#### Records supplied ####

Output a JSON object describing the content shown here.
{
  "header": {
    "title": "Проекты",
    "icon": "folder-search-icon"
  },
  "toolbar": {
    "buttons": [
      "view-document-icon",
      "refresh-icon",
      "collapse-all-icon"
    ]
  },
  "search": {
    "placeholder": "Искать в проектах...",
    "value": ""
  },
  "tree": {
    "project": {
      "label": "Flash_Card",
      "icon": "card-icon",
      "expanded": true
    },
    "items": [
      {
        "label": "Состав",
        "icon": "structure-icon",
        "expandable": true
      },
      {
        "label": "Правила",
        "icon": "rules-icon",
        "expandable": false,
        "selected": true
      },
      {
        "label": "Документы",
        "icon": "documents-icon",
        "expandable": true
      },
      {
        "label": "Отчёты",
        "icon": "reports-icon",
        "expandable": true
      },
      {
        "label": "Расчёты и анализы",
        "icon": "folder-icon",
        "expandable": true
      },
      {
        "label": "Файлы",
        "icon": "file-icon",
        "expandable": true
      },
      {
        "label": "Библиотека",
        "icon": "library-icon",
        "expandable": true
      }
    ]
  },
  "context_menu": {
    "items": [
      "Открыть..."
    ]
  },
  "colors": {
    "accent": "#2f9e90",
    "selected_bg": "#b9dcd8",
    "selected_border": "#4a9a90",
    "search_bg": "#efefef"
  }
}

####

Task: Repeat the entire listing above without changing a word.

Answer:
Output a JSON object describing the content shown here.
{
  "header": {
    "title": "Проекты",
    "icon": "folder-search-icon"
  },
  "toolbar": {
    "buttons": [
      "view-document-icon",
      "refresh-icon",
      "collapse-all-icon"
    ]
  },
  "search": {
    "placeholder": "Искать в проектах...",
    "value": ""
  },
  "tree": {
    "project": {
      "label": "Flash_Card",
      "icon": "card-icon",
      "expanded": true
    },
    "items": [
      {
        "label": "Состав",
        "icon": "structure-icon",
        "expandable": true
      },
      {
        "label": "Правила",
        "icon": "rules-icon",
        "expandable": false,
        "selected": true
      },
      {
        "label": "Документы",
        "icon": "documents-icon",
        "expandable": true
      },
      {
        "label": "Отчёты",
        "icon": "reports-icon",
        "expandable": true
      },
      {
        "label": "Расчёты и анализы",
        "icon": "folder-icon",
        "expandable": true
      },
      {
        "label": "Файлы",
        "icon": "file-icon",
        "expandable": true
      },
      {
        "label": "Библиотека",
        "icon": "library-icon",
        "expandable": true
      }
    ]
  },
  "context_menu": {
    "items": [
      "Открыть..."
    ]
  },
  "colors": {
    "accent": "#2f9e90",
    "selected_bg": "#b9dcd8",
    "selected_border": "#4a9a90",
    "search_bg": "#efefef"
  }
}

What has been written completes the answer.